Source records:
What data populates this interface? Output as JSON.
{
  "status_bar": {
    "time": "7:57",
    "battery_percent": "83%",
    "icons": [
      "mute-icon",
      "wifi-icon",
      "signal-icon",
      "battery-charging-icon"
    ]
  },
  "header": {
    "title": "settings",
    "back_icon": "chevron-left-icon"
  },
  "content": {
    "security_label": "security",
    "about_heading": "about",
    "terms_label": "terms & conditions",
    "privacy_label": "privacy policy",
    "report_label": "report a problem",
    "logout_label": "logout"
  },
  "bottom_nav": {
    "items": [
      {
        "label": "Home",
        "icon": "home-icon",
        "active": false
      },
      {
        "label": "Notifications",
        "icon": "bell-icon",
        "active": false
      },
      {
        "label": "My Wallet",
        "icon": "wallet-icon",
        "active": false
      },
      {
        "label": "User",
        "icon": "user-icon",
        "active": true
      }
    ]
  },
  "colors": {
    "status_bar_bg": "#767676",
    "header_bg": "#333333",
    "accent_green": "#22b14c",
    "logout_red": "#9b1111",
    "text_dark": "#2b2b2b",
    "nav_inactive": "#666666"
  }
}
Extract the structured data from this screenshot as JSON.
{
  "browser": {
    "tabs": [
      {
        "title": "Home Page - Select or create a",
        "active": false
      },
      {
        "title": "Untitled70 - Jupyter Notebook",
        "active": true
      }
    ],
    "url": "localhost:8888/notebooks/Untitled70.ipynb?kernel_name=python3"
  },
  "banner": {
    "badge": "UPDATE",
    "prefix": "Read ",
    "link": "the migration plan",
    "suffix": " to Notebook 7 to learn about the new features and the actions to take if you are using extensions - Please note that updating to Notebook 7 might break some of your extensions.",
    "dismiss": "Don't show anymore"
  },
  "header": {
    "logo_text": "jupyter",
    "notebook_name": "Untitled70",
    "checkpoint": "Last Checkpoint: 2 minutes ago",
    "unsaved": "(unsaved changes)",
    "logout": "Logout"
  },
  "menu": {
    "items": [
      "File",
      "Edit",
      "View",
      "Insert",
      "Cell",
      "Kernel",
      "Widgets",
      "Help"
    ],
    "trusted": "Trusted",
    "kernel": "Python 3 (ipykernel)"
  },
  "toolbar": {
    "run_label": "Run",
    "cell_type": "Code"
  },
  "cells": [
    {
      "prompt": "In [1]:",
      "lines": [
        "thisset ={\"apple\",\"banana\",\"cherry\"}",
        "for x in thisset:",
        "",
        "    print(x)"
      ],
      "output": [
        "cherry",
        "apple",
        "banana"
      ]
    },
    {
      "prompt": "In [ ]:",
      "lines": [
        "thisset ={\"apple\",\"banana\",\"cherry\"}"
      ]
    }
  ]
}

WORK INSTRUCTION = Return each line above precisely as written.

REPLY =
What data populates this interface? Output as JSON.
{
  "status_bar": {
    "time": "7:57",
    "battery_percent": "83%",
    "icons": [
      "mute-icon",
      "wifi-icon",
      "signal-icon",
      "battery-charging-icon"
    ]
  },
  "header": {
    "title": "settings",
    "back_icon": "chevron-left-icon"
  },
  "content": {
    "security_label": "security",
    "about_heading": "about",
    "terms_label": "terms & conditions",
    "privacy_label": "privacy policy",
    "report_label": "report a problem",
    "logout_label": "logout"
  },
  "bottom_nav": {
    "items": [
      {
        "label": "Home",
        "icon": "home-icon",
        "active": false
      },
      {
        "label": "Notifications",
        "icon": "bell-icon",
        "active": false
      },
      {
        "label": "My Wallet",
        "icon": "wallet-icon",
        "active": false
      },
      {
        "label": "User",
        "icon": "user-icon",
        "active": true
      }
    ]
  },
  "colors": {
    "status_bar_bg": "#767676",
    "header_bg": "#333333",
    "accent_green": "#22b14c",
    "logout_red": "#9b1111",
    "text_dark": "#2b2b2b",
    "nav_inactive": "#666666"
  }
}
Extract the structured data from this screenshot as JSON.
{
  "browser": {
    "tabs": [
      {
        "title": "Home Page - Select or create a",
        "active": false
      },
      {
        "title": "Untitled70 - Jupyter Notebook",
        "active": true
      }
    ],
    "url": "localhost:8888/notebooks/Untitled70.ipynb?kernel_name=python3"
  },
  "banner": {
    "badge": "UPDATE",
    "prefix": "Read ",
    "link": "the migration plan",
    "suffix": " to Notebook 7 to learn about the new features and the actions to take if you are using extensions - Please note that updating to Notebook 7 might break some of your extensions.",
    "dismiss": "Don't show anymore"
  },
  "header": {
    "logo_text": "jupyter",
    "notebook_name": "Untitled70",
    "checkpoint": "Last Checkpoint: 2 minutes ago",
    "unsaved": "(unsaved changes)",
    "logout": "Logout"
  },
  "menu": {
    "items": [
      "File",
      "Edit",
      "View",
      "Insert",
      "Cell",
      "Kernel",
      "Widgets",
      "Help"
    ],
    "trusted": "Trusted",
    "kernel": "Python 3 (ipykernel)"
  },
  "toolbar": {
    "run_label": "Run",
    "cell_type": "Code"
  },
  "cells": [
    {
      "prompt": "In [1]:",
      "lines": [
        "thisset ={\"apple\",\"banana\",\"cherry\"}",
        "for x in thisset:",
        "",
        "    print(x)"
      ],
      "output": [
        "cherry",
        "apple",
        "banana"
      ]
    },
    {
      "prompt": "In [ ]:",
      "lines": [
        "thisset ={\"apple\",\"banana\",\"cherry\"}"
      ]
    }
  ]
}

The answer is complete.